(Beginning of Material shown)
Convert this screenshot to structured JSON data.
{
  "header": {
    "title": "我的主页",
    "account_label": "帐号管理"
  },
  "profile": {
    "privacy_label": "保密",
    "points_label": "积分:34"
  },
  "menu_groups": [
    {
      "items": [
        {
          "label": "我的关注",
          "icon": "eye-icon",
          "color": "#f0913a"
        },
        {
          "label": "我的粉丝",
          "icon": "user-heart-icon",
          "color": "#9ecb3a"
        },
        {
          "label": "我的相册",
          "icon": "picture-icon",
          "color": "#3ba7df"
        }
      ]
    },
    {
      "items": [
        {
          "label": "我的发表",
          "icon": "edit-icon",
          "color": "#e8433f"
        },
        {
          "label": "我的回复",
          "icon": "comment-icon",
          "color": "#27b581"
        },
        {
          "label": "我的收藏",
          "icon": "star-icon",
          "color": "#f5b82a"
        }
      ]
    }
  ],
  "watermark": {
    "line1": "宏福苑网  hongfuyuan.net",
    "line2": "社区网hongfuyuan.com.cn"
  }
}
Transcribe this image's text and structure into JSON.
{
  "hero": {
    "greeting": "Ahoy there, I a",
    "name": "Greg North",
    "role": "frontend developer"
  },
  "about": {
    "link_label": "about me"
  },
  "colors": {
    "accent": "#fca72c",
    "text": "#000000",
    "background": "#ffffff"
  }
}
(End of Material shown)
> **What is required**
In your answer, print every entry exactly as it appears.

> **Reply**
Convert this screenshot to structured JSON data.
{
  "header": {
    "title": "我的主页",
    "account_label": "帐号管理"
  },
  "profile": {
    "privacy_label": "保密",
    "points_label": "积分:34"
  },
  "menu_groups": [
    {
      "items": [
        {
          "label": "我的关注",
          "icon": "eye-icon",
          "color": "#f0913a"
        },
        {
          "label": "我的粉丝",
          "icon": "user-heart-icon",
          "color": "#9ecb3a"
        },
        {
          "label": "我的相册",
          "icon": "picture-icon",
          "color": "#3ba7df"
        }
      ]
    },
    {
      "items": [
        {
          "label": "我的发表",
          "icon": "edit-icon",
          "color": "#e8433f"
        },
        {
          "label": "我的回复",
          "icon": "comment-icon",
          "color": "#27b581"
        },
        {
          "label": "我的收藏",
          "icon": "star-icon",
          "color": "#f5b82a"
        }
      ]
    }
  ],
  "watermark": {
    "line1": "宏福苑网  hongfuyuan.net",
    "line2": "社区网hongfuyuan.com.cn"
  }
}
Transcribe this image's text and structure into JSON.
{
  "hero": {
    "greeting": "Ahoy there, I a",
    "name": "Greg North",
    "role": "frontend developer"
  },
  "about": {
    "link_label": "about me"
  },
  "colors": {
    "accent": "#fca72c",
    "text": "#000000",
    "background": "#ffffff"
  }
}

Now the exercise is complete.